As many in the industry recall, 2004 was a year of major controversy for the case goods sector. It was then that the U.S. government began an antidumping investigation into whether Chinese wood bedroom imports caused injury to the domestic producers in the category.
This ultimately became one of the most divisive issues in the history of the industry, pitting retailers against many long-time trusted wood resources. As everyone knows, the U.S. government found that unfairly priced wood furniture shipments from China did, in fact, hurt the domestic industry. It responded by assigning duties to various Chinese bedroom producers that are, in turn, paid by the importers of those products. Thus the effects of the case remain with the industry to this day.
While no one likes the duties, the controversy has become almost an afterthought. Today, most everyone - importers and retailers alike - accepts these duties as a general cost of doing business.

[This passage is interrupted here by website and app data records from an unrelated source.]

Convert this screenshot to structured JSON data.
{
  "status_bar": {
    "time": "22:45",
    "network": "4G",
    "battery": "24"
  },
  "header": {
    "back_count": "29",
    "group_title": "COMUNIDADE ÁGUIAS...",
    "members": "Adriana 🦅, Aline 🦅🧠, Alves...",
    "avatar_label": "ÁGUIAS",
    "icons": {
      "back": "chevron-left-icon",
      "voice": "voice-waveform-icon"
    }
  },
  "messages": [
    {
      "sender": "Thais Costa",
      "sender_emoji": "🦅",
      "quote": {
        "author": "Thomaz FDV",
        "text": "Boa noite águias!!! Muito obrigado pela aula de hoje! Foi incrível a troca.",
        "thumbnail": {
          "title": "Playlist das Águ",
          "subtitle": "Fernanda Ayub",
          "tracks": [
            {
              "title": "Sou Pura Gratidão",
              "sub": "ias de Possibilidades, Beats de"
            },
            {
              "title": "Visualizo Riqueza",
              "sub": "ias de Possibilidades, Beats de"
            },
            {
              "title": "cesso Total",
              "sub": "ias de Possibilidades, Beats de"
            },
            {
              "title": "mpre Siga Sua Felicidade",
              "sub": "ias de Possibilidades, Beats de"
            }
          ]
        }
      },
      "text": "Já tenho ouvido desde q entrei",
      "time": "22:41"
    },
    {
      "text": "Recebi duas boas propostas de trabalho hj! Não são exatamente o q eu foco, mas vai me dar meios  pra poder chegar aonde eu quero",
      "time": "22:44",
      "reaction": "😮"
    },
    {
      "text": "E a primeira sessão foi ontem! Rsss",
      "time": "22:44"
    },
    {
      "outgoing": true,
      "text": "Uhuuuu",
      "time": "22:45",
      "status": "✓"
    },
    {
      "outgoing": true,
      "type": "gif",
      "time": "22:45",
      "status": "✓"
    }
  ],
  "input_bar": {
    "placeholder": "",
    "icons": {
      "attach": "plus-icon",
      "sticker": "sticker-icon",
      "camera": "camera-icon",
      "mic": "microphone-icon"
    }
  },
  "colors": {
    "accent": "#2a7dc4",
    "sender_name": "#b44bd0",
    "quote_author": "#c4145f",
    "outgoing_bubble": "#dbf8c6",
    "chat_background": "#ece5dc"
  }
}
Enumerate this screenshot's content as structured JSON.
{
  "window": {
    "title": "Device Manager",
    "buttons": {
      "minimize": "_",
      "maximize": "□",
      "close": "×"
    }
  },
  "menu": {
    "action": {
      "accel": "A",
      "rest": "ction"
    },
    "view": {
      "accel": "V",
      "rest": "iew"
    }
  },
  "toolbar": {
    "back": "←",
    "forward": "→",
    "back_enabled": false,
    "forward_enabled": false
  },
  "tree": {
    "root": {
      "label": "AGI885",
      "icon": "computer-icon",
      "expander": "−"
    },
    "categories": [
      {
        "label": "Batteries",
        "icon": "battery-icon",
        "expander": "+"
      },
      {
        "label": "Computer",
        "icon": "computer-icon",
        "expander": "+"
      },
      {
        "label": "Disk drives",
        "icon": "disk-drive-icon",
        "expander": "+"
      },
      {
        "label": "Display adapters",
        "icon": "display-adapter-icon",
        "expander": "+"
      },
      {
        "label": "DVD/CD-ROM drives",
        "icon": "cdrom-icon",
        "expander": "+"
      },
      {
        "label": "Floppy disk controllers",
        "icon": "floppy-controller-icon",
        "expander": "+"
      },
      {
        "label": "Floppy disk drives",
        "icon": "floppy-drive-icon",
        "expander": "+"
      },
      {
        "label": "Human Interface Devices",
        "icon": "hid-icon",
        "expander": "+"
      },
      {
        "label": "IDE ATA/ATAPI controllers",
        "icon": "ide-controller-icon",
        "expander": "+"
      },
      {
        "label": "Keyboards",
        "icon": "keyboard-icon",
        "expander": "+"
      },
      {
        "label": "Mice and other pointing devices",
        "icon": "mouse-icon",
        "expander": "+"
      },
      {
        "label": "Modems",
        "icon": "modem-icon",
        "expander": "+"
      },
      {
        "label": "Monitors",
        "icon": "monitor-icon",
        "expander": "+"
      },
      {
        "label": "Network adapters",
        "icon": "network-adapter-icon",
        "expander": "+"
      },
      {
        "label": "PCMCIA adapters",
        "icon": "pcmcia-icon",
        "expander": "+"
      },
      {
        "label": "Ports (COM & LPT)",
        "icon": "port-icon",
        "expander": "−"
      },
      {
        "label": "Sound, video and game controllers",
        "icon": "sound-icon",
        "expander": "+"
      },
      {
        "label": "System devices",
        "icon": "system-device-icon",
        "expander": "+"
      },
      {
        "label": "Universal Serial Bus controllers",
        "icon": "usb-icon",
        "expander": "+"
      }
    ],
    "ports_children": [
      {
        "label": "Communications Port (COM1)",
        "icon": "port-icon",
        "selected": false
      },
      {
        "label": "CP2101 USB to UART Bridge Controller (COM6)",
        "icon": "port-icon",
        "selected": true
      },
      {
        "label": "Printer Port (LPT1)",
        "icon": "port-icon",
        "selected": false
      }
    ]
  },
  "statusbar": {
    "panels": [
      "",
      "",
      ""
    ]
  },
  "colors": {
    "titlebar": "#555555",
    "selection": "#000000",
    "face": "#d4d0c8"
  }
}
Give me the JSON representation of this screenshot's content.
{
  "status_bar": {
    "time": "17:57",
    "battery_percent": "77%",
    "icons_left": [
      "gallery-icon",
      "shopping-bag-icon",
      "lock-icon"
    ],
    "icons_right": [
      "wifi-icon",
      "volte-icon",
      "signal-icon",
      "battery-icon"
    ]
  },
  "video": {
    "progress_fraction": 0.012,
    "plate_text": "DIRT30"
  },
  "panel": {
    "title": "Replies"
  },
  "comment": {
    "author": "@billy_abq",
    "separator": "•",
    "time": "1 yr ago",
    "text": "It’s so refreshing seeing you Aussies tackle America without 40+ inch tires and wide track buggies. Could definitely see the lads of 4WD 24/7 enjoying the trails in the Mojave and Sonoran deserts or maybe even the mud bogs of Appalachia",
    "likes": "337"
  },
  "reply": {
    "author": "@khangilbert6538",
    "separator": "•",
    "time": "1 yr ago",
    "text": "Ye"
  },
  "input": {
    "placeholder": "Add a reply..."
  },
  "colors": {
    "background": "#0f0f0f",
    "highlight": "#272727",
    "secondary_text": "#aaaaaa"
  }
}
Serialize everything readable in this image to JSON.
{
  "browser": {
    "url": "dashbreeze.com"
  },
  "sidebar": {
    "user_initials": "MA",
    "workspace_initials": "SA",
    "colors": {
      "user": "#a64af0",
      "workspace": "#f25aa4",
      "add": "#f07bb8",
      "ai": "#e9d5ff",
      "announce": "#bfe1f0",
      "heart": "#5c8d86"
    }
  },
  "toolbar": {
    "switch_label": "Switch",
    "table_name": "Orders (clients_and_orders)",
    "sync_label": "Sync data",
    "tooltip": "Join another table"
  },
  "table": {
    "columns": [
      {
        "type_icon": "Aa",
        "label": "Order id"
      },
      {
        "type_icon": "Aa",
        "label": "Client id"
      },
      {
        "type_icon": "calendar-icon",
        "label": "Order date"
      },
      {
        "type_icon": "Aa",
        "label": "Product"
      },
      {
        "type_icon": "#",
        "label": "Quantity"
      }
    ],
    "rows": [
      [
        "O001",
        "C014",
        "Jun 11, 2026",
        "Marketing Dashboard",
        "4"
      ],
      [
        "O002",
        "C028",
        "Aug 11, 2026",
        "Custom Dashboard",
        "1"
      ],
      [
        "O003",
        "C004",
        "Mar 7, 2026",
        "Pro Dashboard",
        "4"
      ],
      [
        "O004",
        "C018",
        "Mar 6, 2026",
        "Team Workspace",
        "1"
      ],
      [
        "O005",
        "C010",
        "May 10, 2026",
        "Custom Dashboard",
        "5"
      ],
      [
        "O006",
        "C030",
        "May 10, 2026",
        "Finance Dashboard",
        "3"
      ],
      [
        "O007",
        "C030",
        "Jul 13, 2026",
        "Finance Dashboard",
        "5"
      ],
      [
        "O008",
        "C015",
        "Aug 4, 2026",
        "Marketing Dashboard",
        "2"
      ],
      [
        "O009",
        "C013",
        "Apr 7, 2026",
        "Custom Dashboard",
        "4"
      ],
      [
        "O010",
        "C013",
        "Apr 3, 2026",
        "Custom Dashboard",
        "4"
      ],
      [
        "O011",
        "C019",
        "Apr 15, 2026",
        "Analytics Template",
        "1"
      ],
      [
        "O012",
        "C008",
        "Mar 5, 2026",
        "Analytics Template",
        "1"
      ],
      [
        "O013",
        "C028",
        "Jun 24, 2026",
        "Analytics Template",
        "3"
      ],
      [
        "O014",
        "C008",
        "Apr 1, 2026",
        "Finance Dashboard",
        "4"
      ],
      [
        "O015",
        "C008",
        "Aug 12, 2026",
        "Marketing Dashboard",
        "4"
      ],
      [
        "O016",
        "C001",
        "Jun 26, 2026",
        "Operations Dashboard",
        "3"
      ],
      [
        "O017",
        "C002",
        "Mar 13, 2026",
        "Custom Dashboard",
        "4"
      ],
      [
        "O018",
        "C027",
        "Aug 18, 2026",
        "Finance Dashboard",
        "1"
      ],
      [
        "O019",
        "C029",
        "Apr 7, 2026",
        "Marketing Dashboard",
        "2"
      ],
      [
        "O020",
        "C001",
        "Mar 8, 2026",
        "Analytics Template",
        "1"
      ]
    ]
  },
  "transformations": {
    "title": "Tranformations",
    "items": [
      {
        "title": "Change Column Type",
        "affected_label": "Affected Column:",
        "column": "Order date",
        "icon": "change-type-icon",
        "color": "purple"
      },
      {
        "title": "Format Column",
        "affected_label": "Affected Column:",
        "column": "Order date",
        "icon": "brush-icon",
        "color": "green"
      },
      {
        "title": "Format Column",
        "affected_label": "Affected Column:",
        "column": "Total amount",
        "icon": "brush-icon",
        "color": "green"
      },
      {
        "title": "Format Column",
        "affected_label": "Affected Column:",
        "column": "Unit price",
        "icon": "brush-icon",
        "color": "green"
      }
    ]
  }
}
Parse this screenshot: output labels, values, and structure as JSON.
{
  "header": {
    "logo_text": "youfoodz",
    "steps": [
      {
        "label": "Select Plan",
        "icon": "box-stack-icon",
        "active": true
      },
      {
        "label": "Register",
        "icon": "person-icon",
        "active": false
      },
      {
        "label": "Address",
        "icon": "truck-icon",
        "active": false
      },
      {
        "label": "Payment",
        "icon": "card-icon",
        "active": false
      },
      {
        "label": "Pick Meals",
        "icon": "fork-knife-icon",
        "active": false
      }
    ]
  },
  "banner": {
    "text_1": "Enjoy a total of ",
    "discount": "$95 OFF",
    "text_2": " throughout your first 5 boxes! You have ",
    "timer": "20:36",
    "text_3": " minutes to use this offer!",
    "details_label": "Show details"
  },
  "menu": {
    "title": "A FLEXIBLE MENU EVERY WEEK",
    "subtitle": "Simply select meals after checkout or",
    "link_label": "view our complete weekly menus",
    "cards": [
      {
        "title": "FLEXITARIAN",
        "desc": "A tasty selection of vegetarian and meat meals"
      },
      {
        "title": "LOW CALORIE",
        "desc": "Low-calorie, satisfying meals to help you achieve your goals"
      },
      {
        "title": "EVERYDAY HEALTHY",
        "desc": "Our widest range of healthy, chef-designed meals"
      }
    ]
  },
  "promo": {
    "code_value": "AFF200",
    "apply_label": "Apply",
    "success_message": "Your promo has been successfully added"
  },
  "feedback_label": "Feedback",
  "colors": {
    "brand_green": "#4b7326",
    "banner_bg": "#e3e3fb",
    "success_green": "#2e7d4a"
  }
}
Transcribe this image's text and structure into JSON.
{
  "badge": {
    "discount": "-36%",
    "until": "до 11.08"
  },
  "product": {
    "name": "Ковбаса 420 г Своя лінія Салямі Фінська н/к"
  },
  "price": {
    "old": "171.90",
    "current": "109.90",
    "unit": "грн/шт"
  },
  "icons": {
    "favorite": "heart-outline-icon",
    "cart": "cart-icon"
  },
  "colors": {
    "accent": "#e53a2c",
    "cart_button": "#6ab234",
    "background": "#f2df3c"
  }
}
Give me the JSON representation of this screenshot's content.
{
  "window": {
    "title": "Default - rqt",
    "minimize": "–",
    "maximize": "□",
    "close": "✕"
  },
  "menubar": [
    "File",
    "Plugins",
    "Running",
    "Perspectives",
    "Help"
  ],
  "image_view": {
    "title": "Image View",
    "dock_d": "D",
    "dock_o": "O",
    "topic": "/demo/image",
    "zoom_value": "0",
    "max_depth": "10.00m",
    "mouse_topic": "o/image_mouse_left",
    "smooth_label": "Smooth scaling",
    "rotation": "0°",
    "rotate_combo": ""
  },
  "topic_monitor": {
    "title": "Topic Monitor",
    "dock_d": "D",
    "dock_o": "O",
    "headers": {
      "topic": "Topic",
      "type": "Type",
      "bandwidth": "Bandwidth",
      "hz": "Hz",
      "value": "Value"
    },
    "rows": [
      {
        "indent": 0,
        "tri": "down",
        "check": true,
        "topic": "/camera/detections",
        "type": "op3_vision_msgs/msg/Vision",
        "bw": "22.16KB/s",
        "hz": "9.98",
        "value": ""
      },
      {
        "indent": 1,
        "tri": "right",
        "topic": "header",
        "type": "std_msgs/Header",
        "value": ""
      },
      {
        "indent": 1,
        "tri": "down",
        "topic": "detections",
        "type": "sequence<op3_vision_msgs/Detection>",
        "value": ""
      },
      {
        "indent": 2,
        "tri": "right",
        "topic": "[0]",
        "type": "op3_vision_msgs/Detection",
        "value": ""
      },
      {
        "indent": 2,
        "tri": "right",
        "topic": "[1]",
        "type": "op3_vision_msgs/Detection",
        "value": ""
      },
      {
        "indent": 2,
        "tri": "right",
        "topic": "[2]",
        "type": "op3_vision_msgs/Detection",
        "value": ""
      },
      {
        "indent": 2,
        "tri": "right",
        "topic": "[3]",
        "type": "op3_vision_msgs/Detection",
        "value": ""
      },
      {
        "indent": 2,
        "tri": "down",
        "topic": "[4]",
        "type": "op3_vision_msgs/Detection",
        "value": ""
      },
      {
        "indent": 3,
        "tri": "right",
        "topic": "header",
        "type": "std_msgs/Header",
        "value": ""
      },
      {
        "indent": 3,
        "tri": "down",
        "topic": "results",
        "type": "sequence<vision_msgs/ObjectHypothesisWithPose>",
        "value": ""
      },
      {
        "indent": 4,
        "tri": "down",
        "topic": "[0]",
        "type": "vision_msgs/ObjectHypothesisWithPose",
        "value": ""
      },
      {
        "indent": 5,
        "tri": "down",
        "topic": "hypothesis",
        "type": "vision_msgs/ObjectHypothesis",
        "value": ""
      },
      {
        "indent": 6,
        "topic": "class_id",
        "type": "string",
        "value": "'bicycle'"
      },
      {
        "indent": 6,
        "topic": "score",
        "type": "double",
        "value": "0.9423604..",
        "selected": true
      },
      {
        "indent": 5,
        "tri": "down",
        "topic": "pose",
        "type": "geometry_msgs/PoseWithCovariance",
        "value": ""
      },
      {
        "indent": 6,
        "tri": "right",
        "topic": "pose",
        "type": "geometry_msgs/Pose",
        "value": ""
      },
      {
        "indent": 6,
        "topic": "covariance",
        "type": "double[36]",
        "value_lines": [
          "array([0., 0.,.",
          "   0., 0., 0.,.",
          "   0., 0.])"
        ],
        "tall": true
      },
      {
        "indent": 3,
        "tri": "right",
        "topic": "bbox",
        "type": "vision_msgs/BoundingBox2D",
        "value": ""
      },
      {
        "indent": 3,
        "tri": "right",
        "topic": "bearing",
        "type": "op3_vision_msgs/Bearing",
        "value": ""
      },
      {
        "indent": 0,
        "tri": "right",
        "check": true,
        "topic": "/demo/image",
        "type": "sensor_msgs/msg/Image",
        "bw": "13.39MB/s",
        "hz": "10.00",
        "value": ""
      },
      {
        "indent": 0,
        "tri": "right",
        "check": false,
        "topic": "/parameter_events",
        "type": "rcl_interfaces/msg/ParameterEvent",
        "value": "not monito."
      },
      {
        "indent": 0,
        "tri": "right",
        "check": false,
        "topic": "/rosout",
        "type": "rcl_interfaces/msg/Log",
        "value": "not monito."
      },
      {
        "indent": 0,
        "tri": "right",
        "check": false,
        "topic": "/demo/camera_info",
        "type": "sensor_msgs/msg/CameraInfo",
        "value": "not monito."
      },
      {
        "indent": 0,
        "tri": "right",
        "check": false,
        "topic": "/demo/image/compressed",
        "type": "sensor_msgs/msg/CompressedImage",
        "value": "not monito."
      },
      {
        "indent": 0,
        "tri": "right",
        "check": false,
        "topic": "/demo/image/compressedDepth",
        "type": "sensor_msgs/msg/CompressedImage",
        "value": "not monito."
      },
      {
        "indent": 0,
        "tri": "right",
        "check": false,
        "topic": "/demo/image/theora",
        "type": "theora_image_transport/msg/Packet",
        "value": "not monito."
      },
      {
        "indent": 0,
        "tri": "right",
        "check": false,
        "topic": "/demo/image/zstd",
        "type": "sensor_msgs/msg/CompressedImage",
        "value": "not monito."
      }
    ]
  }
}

Fast forward to 2010, the year the U.S. government will decide whether or not to continue the antidumping case for another five years. During this Sunset Review, which takes place on the fifth anniversary of the antidumping ruling, officials will revisit the same issues they investigated in 2004 - namely whether unfairly priced wood bedroom imports continue to hurt the domestic industry.
A question for many is what domestic industry? Some of the original antidumping petitioners, Vaughan Furniture included, no longer produce wood bedroom here. Others continue to import wood bedrooms just like the rest of the industry, in some cases placing their own domestic product at risk. Opponents rightfully argue this allows them an unfair advantage, particularly if they ship from non-duty countries like Vietnam, Malaysia or Indonesia.
Other petitioners still, including Michels and Company, have either filed for bankruptcy protection, or like Moosehead Mfg., have gone out of business altogether.
Still, there are producers left on the list of original petitioners and these continue to make a significant amount of bedroom furniture in the United States. Stanley, Vaughan-Bassett, T. Copeland and Sons, Vermont Tubbs and Tom Seely are among those industry players.
Another question is, will this debate reopen old wounds? And if the government extends the antidumping case another five years, how much will it help the domestic industry anyway? After all, with the repeal of the Byrd Amendment, revenue from duties collected after October 2007 goes back to U.S. government coffers.
That last point could be the most significant of all by raising a final question for now: Will the government view this and other antidumping cases as a way to pay off its staggering debt? The debate is now surfacing regarding the implementation of Value Added Taxes and it makes sense that the question also would apply to antidumping.
In either case, such revenue could be both a blessing and curse for future generations. A blessing in that it helps pay off debt, but a curse in that those consumers would be the ones paying it anyway. It would seem that they have a stake in this issue and should be among those who voice their opinion as this issue unfolds.